WHAT TO DO — Could you print every record exactly as it stands?

# # # # #

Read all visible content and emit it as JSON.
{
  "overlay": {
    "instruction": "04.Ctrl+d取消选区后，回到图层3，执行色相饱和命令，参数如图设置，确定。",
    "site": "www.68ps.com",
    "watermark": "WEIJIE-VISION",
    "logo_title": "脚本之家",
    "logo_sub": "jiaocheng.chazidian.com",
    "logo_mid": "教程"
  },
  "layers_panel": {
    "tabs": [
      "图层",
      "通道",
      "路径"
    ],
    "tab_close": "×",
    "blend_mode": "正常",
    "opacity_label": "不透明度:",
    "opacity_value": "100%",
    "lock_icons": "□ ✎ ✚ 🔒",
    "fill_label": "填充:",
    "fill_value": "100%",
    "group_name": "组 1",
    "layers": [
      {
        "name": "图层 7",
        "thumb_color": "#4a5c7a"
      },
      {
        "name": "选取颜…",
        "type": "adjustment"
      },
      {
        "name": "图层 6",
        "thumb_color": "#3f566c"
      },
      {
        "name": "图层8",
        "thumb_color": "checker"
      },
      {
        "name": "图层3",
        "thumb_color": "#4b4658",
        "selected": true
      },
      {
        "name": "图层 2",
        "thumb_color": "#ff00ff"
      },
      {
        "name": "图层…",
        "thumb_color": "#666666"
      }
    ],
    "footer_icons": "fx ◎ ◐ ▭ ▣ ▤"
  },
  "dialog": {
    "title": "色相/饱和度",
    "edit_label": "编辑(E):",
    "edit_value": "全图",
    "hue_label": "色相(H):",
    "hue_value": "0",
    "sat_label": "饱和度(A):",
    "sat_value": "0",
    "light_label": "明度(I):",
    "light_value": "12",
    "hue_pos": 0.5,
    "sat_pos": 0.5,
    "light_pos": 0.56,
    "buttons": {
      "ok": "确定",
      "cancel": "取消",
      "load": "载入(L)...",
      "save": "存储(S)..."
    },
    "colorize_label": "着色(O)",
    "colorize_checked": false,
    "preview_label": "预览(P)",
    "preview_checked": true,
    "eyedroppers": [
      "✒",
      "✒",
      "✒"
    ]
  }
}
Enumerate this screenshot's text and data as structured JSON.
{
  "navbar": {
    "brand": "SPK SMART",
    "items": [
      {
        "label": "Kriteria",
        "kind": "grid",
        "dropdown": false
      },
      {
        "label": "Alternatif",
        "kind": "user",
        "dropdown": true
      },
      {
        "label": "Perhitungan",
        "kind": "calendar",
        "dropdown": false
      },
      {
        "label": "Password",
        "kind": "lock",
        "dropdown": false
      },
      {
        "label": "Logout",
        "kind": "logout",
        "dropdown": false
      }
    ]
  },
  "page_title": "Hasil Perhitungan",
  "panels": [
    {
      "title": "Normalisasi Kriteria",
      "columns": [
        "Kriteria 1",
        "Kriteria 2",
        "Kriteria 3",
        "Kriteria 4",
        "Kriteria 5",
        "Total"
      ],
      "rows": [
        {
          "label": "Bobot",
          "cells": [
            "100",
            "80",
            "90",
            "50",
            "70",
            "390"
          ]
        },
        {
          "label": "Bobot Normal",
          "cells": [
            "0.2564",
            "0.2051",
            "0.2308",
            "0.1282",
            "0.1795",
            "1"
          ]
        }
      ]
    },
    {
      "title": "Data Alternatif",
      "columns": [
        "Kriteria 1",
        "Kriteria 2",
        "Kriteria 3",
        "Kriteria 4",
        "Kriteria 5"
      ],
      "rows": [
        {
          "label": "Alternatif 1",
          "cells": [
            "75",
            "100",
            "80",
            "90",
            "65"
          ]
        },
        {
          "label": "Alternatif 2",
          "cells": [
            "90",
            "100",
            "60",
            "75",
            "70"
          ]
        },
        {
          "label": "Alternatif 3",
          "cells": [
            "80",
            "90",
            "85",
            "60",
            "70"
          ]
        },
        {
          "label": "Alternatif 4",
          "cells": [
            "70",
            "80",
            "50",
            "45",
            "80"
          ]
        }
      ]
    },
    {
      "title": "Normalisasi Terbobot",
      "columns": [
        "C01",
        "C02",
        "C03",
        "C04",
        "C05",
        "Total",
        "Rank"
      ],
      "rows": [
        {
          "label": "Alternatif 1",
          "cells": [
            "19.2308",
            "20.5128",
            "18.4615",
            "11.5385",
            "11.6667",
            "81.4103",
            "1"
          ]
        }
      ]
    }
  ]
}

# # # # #

TASK SOLUTION —
Read all visible content and emit it as JSON.
{
  "overlay": {
    "instruction": "04.Ctrl+d取消选区后，回到图层3，执行色相饱和命令，参数如图设置，确定。",
    "site": "www.68ps.com",
    "watermark": "WEIJIE-VISION",
    "logo_title": "脚本之家",
    "logo_sub": "jiaocheng.chazidian.com",
    "logo_mid": "教程"
  },
  "layers_panel": {
    "tabs": [
      "图层",
      "通道",
      "路径"
    ],
    "tab_close": "×",
    "blend_mode": "正常",
    "opacity_label": "不透明度:",
    "opacity_value": "100%",
    "lock_icons": "□ ✎ ✚ 🔒",
    "fill_label": "填充:",
    "fill_value": "100%",
    "group_name": "组 1",
    "layers": [
      {
        "name": "图层 7",
        "thumb_color": "#4a5c7a"
      },
      {
        "name": "选取颜…",
        "type": "adjustment"
      },
      {
        "name": "图层 6",
        "thumb_color": "#3f566c"
      },
      {
        "name": "图层8",
        "thumb_color": "checker"
      },
      {
        "name": "图层3",
        "thumb_color": "#4b4658",
        "selected": true
      },
      {
        "name": "图层 2",
        "thumb_color": "#ff00ff"
      },
      {
        "name": "图层…",
        "thumb_color": "#666666"
      }
    ],
    "footer_icons": "fx ◎ ◐ ▭ ▣ ▤"
  },
  "dialog": {
    "title": "色相/饱和度",
    "edit_label": "编辑(E):",
    "edit_value": "全图",
    "hue_label": "色相(H):",
    "hue_value": "0",
    "sat_label": "饱和度(A):",
    "sat_value": "0",
    "light_label": "明度(I):",
    "light_value": "12",
    "hue_pos": 0.5,
    "sat_pos": 0.5,
    "light_pos": 0.56,
    "buttons": {
      "ok": "确定",
      "cancel": "取消",
      "load": "载入(L)...",
      "save": "存储(S)..."
    },
    "colorize_label": "着色(O)",
    "colorize_checked": false,
    "preview_label": "预览(P)",
    "preview_checked": true,
    "eyedroppers": [
      "✒",
      "✒",
      "✒"
    ]
  }
}
Enumerate this screenshot's text and data as structured JSON.
{
  "navbar": {
    "brand": "SPK SMART",
    "items": [
      {
        "label": "Kriteria",
        "kind": "grid",
        "dropdown": false
      },
      {
        "label": "Alternatif",
        "kind": "user",
        "dropdown": true
      },
      {
        "label": "Perhitungan",
        "kind": "calendar",
        "dropdown": false
      },
      {
        "label": "Password",
        "kind": "lock",
        "dropdown": false
      },
      {
        "label": "Logout",
        "kind": "logout",
        "dropdown": false
      }
    ]
  },
  "page_title": "Hasil Perhitungan",
  "panels": [
    {
      "title": "Normalisasi Kriteria",
      "columns": [
        "Kriteria 1",
        "Kriteria 2",
        "Kriteria 3",
        "Kriteria 4",
        "Kriteria 5",
        "Total"
      ],
      "rows": [
        {
          "label": "Bobot",
          "cells": [
            "100",
            "80",
            "90",
            "50",
            "70",
            "390"
          ]
        },
        {
          "label": "Bobot Normal",
          "cells": [
            "0.2564",
            "0.2051",
            "0.2308",
            "0.1282",
            "0.1795",
            "1"
          ]
        }
      ]
    },
    {
      "title": "Data Alternatif",
      "columns": [
        "Kriteria 1",
        "Kriteria 2",
        "Kriteria 3",
        "Kriteria 4",
        "Kriteria 5"
      ],
      "rows": [
        {
          "label": "Alternatif 1",
          "cells": [
            "75",
            "100",
            "80",
            "90",
            "65"
          ]
        },
        {
          "label": "Alternatif 2",
          "cells": [
            "90",
            "100",
            "60",
            "75",
            "70"
          ]
        },
        {
          "label": "Alternatif 3",
          "cells": [
            "80",
            "90",
            "85",
            "60",
            "70"
          ]
        },
        {
          "label": "Alternatif 4",
          "cells": [
            "70",
            "80",
            "50",
            "45",
            "80"
          ]
        }
      ]
    },
    {
      "title": "Normalisasi Terbobot",
      "columns": [
        "C01",
        "C02",
        "C03",
        "C04",
        "C05",
        "Total",
        "Rank"
      ],
      "rows": [
        {
          "label": "Alternatif 1",
          "cells": [
            "19.2308",
            "20.5128",
            "18.4615",
            "11.5385",
            "11.6667",
            "81.4103",
            "1"
          ]
        }
      ]
    }
  ]
}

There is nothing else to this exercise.